Artist: Future of Forestry
Label: EMI CMG
Time: 6 tracks / 25 mins
What a shame that it has to end. This EP finishes the trilogy that sees life in terms of travel by land, sea and air respectively. Travel II was a highlight of the whole of last year, with a remarkable 5 out of 6 top-rated tracks and the début was pretty smart.
This follow-up may be less compelling at first, but it has listening pleasure in barrow loads. Whereas Travel II’s soaring melodies were tacked down by a constant stream of inventive percussion, here that thread is quite underplayed. On the radio-friendly “Working to be Loved” (where the chorus suggests The Feeling at every play) it’s not just the classic rhythm track of bass, drums and guitar that propels the beat; the whole vocal delivery works with it to make sure that the backbeats have real punch. (Meanwhile, off to the side, drifting clouds of ambient sound opens up its spaces.)
Other influences come in track by track, especially on the choruses. On “Did you Lose Yourself” it’s Switchfoot’s turn to raise their head; the now-traditional climactic final track and its predecessor would not be what they are had Muse not been around; and “Bold and Underlined” has a treated guitar that would see it quite at home on Jars of Clay’s Long Fall Back to Earth .
All this, however, should not detract from Owyoung’s distinctive span of textures. This is real headphones-in-the-evening stuff, with so many extra sounds tucked away that don’t stand out, but build the soundscape: plucked strings, shaken percussion, a vibraphone riff, low keyboard growls and innumerable sonic blips and whizzes.
Lyrically, Owyoung is quite ambiguous. Is “Bold and Underlined” praising God’s generosity as well as urging listeners to make the most of their life? “Working to be Loved” could be a relationship song but also works as a cry of frustration to God about living by rules rather than grace. “Did You Lose Yourself,” which contains references to Owyoung’s oriental roots, is poetic and can mean many things.
But this is not music for writing about, it’s music to be heard, enjoyed and heard again... and again… and again. And at every listen there will be new details to discover and appreciate. Superb.
Hard and fast by land is the mode travel found within Travel III, the third in a series of three EP offerings by Future of Forestry. The continuation of this set is again adventurous and experimental with one-man band member Eric Owyoung moving on to new musical ground. Like the first two EPs, Travel III is at times spacious and moody, and at others light and airy. The collective sound is new and fresh with an ethereal quality. Owyoung again performs most instruments, provides vocals, production and mixing only to share the artwork with his wife. This is a work of love by a true musical artist.

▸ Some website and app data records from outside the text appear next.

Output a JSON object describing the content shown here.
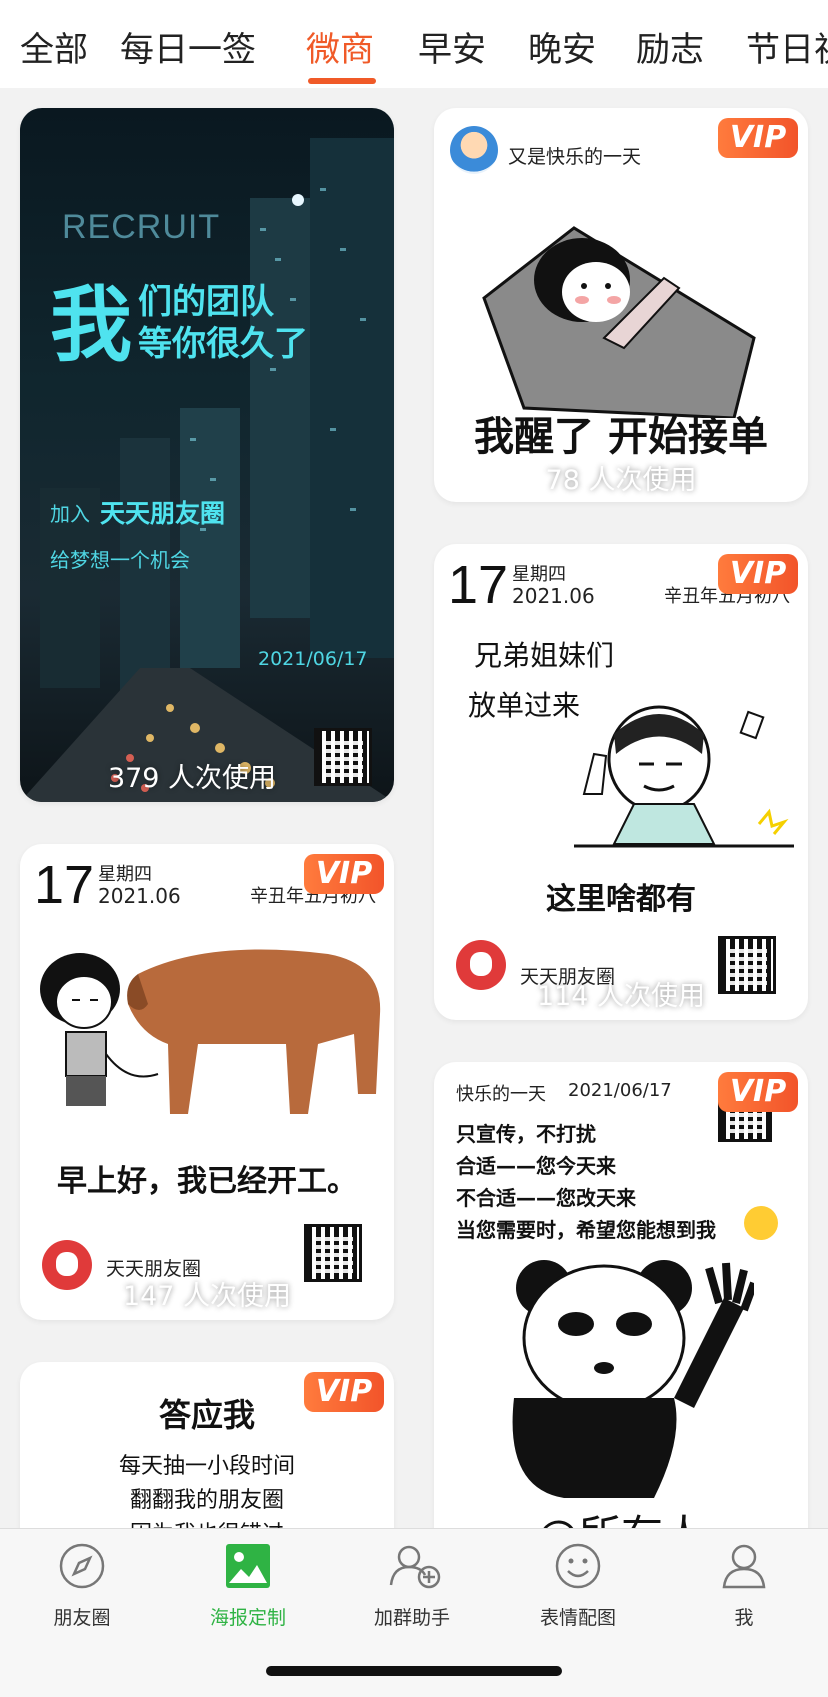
{
  "tabs": [
    "全部",
    "每日一签",
    "微商",
    "早安",
    "晚安",
    "励志",
    "节日祝"
  ],
  "active_tab_index": 2,
  "colors": {
    "accent": "#f05a28",
    "nav_active": "#2fb344",
    "vip": "#f2542a"
  },
  "cards": {
    "recruit": {
      "eyebrow": "RECRUIT",
      "headline_big": "我",
      "headline_line1": "们的团队",
      "headline_line2": "等你很久了",
      "join_prefix": "加入",
      "join_brand": "天天朋友圈",
      "tagline": "给梦想一个机会",
      "date": "2021/06/17",
      "usage": "379 人次使用"
    },
    "wakeup": {
      "vip": "VIP",
      "caption_top": "又是快乐的一天",
      "caption": "我醒了 开始接单",
      "usage": "78 人次使用"
    },
    "siblings": {
      "vip": "VIP",
      "day": "17",
      "weekday": "星期四",
      "month": "2021.06",
      "lunar": "辛丑年五月初八",
      "line1": "兄弟姐妹们",
      "line2": "放单过来",
      "caption": "这里啥都有",
      "brand": "天天朋友圈",
      "usage": "114 人次使用"
    },
    "cow": {
      "vip": "VIP",
      "day": "17",
      "weekday": "星期四",
      "month": "2021.06",
      "lunar": "辛丑年五月初八",
      "caption": "早上好，我已经开工。",
      "brand": "天天朋友圈",
      "usage": "147 人次使用"
    },
    "promise": {
      "vip": "VIP",
      "title": "答应我",
      "line1": "每天抽一小段时间",
      "line2": "翻翻我的朋友圈",
      "line3": "因为我也很错过"
    },
    "panda": {
      "vip": "VIP",
      "header_left": "快乐的一天",
      "header_date": "2021/06/17",
      "line1": "只宣传，不打扰",
      "line2": "合适——您今天来",
      "line3": "不合适——您改天来",
      "line4": "当您需要时，希望您能想到我",
      "caption": "@所有人"
    }
  },
  "nav": [
    {
      "label": "朋友圈",
      "icon": "compass-icon"
    },
    {
      "label": "海报定制",
      "icon": "image-icon",
      "active": true
    },
    {
      "label": "加群助手",
      "icon": "add-friend-icon"
    },
    {
      "label": "表情配图",
      "icon": "smile-icon"
    },
    {
      "label": "我",
      "icon": "person-icon"
    }
  ]
}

Although lyrically expressive, and musically fresh and experimental the collection is very bass heavy and at times difficult to clearly understand the lyrics for both the bass and percussion. The title cut “Bold and Underlined” highlights with heavy guitar and signature percussion. Subdued vocals promote the songs story, ‘I wonder how you live, I wonder how you drive your demons away’. “Working to be Loved” does a 180 with a great acoustic guitar intro and light, lively lyrics contributing to a bouncy romp keeping the song floating along at a good pace. The melancholy “Did You Lose Yourself?” asks ‘Did you lose yourself, did you leave yourself behind, did you lose yourself, did you let your heart rewind’ with mellow synth and electonica laying its foundation. The dramatic “Protection” has great story with vocals unfortunately at times lost in heavy bass. Weighty drums, echoed vocals and low lying guitar plow the road for “Horizon Rainfall”. Finally, “Your Day’s Not Over” brings a message of hope and love with ‘Come with me, we could be lovers, there’s hope for us all, your day’s not over’.
The richness of Owyoung’s lyrics and vocals are sometimes lost in heavy bass and synth while the percussion, generally understated guitar, and soft lyrics continue to provide the signature expressive and dream-like qualities that are Future of Forestry. Travel III lacks the punch the first two offerings of the set have with high water marks “Traveler’s Song”, “Hills of Indigo Blue”, and “Holiday” but continues to give fresh, experimental sound. This EP set, like recent sets offered by Sarah Masen and Jon Foreman are must adds for your collection.
By SS Mertens